• **Stored dataset items**:
[Start of Attachment]
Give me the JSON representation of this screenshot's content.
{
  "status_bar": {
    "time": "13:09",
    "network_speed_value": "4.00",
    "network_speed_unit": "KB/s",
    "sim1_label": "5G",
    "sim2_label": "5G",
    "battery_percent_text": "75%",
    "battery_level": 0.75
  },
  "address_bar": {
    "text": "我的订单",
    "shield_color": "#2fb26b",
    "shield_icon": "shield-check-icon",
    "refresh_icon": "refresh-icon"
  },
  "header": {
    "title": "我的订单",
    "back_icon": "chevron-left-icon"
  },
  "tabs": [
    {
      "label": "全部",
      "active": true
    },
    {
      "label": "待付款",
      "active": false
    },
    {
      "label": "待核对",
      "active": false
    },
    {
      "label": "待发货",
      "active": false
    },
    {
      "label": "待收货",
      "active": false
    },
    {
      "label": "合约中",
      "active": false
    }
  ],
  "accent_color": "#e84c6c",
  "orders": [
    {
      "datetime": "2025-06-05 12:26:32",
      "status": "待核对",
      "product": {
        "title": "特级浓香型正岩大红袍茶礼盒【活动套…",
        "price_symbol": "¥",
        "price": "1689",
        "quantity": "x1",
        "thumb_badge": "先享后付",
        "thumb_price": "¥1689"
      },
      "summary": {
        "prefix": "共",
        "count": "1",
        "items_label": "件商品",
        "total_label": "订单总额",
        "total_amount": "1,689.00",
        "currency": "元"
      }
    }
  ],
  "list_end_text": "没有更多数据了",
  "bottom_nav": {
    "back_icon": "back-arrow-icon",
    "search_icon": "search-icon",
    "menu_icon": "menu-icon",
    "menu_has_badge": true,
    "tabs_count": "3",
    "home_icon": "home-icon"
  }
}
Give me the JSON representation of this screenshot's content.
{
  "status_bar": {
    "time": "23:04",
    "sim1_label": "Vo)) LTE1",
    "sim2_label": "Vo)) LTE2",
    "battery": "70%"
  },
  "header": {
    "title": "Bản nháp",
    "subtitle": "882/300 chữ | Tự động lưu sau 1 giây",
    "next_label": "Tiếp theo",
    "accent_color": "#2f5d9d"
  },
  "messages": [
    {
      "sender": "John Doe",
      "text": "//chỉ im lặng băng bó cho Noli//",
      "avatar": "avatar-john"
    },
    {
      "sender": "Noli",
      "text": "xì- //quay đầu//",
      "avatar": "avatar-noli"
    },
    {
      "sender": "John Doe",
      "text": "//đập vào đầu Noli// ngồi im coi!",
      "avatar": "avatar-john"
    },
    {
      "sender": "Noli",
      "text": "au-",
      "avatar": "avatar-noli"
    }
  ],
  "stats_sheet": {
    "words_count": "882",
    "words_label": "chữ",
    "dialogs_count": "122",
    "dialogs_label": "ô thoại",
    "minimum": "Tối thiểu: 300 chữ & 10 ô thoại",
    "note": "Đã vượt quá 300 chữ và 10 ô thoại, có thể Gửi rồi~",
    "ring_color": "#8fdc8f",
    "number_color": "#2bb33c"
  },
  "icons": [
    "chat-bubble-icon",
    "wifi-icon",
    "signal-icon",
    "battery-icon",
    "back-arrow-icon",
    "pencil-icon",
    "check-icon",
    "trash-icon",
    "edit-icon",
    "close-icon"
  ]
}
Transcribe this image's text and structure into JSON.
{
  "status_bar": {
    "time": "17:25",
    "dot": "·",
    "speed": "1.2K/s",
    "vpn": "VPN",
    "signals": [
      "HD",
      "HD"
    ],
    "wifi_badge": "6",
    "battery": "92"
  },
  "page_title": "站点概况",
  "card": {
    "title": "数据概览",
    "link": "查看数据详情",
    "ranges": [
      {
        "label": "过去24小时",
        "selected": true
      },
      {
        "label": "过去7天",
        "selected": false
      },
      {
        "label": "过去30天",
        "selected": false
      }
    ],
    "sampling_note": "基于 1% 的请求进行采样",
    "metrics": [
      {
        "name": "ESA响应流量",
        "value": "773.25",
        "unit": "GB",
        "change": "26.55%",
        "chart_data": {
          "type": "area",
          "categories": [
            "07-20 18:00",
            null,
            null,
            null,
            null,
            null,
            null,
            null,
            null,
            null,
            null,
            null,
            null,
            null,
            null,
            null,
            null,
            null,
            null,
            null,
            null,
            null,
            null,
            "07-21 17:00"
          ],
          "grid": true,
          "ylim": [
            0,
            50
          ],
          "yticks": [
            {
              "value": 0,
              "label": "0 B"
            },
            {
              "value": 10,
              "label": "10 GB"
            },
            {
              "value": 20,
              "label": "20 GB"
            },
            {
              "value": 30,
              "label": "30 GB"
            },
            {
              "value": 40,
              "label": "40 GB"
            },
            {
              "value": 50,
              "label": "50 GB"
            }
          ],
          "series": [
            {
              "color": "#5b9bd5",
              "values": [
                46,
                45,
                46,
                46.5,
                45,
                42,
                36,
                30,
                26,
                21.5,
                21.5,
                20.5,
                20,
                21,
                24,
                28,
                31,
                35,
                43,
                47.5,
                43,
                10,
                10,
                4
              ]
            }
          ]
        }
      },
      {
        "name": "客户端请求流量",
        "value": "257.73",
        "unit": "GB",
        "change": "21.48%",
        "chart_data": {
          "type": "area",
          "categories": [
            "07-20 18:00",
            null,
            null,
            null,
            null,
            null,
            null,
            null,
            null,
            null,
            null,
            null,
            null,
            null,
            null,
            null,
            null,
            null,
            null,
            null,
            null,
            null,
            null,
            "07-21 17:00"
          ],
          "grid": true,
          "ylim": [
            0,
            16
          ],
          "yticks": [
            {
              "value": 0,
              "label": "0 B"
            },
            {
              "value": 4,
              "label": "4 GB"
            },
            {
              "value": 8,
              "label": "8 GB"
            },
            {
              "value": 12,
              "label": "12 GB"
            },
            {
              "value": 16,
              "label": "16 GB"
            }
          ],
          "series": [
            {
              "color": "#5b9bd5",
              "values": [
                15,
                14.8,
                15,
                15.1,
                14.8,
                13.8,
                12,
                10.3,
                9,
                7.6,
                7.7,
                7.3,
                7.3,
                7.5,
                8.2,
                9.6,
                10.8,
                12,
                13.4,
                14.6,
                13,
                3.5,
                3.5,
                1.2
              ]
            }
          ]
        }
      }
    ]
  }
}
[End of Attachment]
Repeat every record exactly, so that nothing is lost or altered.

Give me the JSON representation of this screenshot's content.
{
  "status_bar": {
    "time": "13:09",
    "network_speed_value": "4.00",
    "network_speed_unit": "KB/s",
    "sim1_label": "5G",
    "sim2_label": "5G",
    "battery_percent_text": "75%",
    "battery_level": 0.75
  },
  "address_bar": {
    "text": "我的订单",
    "shield_color": "#2fb26b",
    "shield_icon": "shield-check-icon",
    "refresh_icon": "refresh-icon"
  },
  "header": {
    "title": "我的订单",
    "back_icon": "chevron-left-icon"
  },
  "tabs": [
    {
      "label": "全部",
      "active": true
    },
    {
      "label": "待付款",
      "active": false
    },
    {
      "label": "待核对",
      "active": false
    },
    {
      "label": "待发货",
      "active": false
    },
    {
      "label": "待收货",
      "active": false
    },
    {
      "label": "合约中",
      "active": false
    }
  ],
  "accent_color": "#e84c6c",
  "orders": [
    {
      "datetime": "2025-06-05 12:26:32",
      "status": "待核对",
      "product": {
        "title": "特级浓香型正岩大红袍茶礼盒【活动套…",
        "price_symbol": "¥",
        "price": "1689",
        "quantity": "x1",
        "thumb_badge": "先享后付",
        "thumb_price": "¥1689"
      },
      "summary": {
        "prefix": "共",
        "count": "1",
        "items_label": "件商品",
        "total_label": "订单总额",
        "total_amount": "1,689.00",
        "currency": "元"
      }
    }
  ],
  "list_end_text": "没有更多数据了",
  "bottom_nav": {
    "back_icon": "back-arrow-icon",
    "search_icon": "search-icon",
    "menu_icon": "menu-icon",
    "menu_has_badge": true,
    "tabs_count": "3",
    "home_icon": "home-icon"
  }
}
Give me the JSON representation of this screenshot's content.
{
  "status_bar": {
    "time": "23:04",
    "sim1_label": "Vo)) LTE1",
    "sim2_label": "Vo)) LTE2",
    "battery": "70%"
  },
  "header": {
    "title": "Bản nháp",
    "subtitle": "882/300 chữ | Tự động lưu sau 1 giây",
    "next_label": "Tiếp theo",
    "accent_color": "#2f5d9d"
  },
  "messages": [
    {
      "sender": "John Doe",
      "text": "//chỉ im lặng băng bó cho Noli//",
      "avatar": "avatar-john"
    },
    {
      "sender": "Noli",
      "text": "xì- //quay đầu//",
      "avatar": "avatar-noli"
    },
    {
      "sender": "John Doe",
      "text": "//đập vào đầu Noli// ngồi im coi!",
      "avatar": "avatar-john"
    },
    {
      "sender": "Noli",
      "text": "au-",
      "avatar": "avatar-noli"
    }
  ],
  "stats_sheet": {
    "words_count": "882",
    "words_label": "chữ",
    "dialogs_count": "122",
    "dialogs_label": "ô thoại",
    "minimum": "Tối thiểu: 300 chữ & 10 ô thoại",
    "note": "Đã vượt quá 300 chữ và 10 ô thoại, có thể Gửi rồi~",
    "ring_color": "#8fdc8f",
    "number_color": "#2bb33c"
  },
  "icons": [
    "chat-bubble-icon",
    "wifi-icon",
    "signal-icon",
    "battery-icon",
    "back-arrow-icon",
    "pencil-icon",
    "check-icon",
    "trash-icon",
    "edit-icon",
    "close-icon"
  ]
}
Transcribe this image's text and structure into JSON.
{
  "status_bar": {
    "time": "17:25",
    "dot": "·",
    "speed": "1.2K/s",
    "vpn": "VPN",
    "signals": [
      "HD",
      "HD"
    ],
    "wifi_badge": "6",
    "battery": "92"
  },
  "page_title": "站点概况",
  "card": {
    "title": "数据概览",
    "link": "查看数据详情",
    "ranges": [
      {
        "label": "过去24小时",
        "selected": true
      },
      {
        "label": "过去7天",
        "selected": false
      },
      {
        "label": "过去30天",
        "selected": false
      }
    ],
    "sampling_note": "基于 1% 的请求进行采样",
    "metrics": [
      {
        "name": "ESA响应流量",
        "value": "773.25",
        "unit": "GB",
        "change": "26.55%",
        "chart_data": {
          "type": "area",
          "categories": [
            "07-20 18:00",
            null,
            null,
            null,
            null,
            null,
            null,
            null,
            null,
            null,
            null,
            null,
            null,
            null,
            null,
            null,
            null,
            null,
            null,
            null,
            null,
            null,
            null,
            "07-21 17:00"
          ],
          "grid": true,
          "ylim": [
            0,
            50
          ],
          "yticks": [
            {
              "value": 0,
              "label": "0 B"
            },
            {
              "value": 10,
              "label": "10 GB"
            },
            {
              "value": 20,
              "label": "20 GB"
            },
            {
              "value": 30,
              "label": "30 GB"
            },
            {
              "value": 40,
              "label": "40 GB"
            },
            {
              "value": 50,
              "label": "50 GB"
            }
          ],
          "series": [
            {
              "color": "#5b9bd5",
              "values": [
                46,
                45,
                46,
                46.5,
                45,
                42,
                36,
                30,
                26,
                21.5,
                21.5,
                20.5,
                20,
                21,
                24,
                28,
                31,
                35,
                43,
                47.5,
                43,
                10,
                10,
                4
              ]
            }
          ]
        }
      },
      {
        "name": "客户端请求流量",
        "value": "257.73",
        "unit": "GB",
        "change": "21.48%",
        "chart_data": {
          "type": "area",
          "categories": [
            "07-20 18:00",
            null,
            null,
            null,
            null,
            null,
            null,
            null,
            null,
            null,
            null,
            null,
            null,
            null,
            null,
            null,
            null,
            null,
            null,
            null,
            null,
            null,
            null,
            "07-21 17:00"
          ],
          "grid": true,
          "ylim": [
            0,
            16
          ],
          "yticks": [
            {
              "value": 0,
              "label": "0 B"
            },
            {
              "value": 4,
              "label": "4 GB"
            },
            {
              "value": 8,
              "label": "8 GB"
            },
            {
              "value": 12,
              "label": "12 GB"
            },
            {
              "value": 16,
              "label": "16 GB"
            }
          ],
          "series": [
            {
              "color": "#5b9bd5",
              "values": [
                15,
                14.8,
                15,
                15.1,
                14.8,
                13.8,
                12,
                10.3,
                9,
                7.6,
                7.7,
                7.3,
                7.3,
                7.5,
                8.2,
                9.6,
                10.8,
                12,
                13.4,
                14.6,
                13,
                3.5,
                3.5,
                1.2
              ]
            }
          ]
        }
      }
    ]
  }
}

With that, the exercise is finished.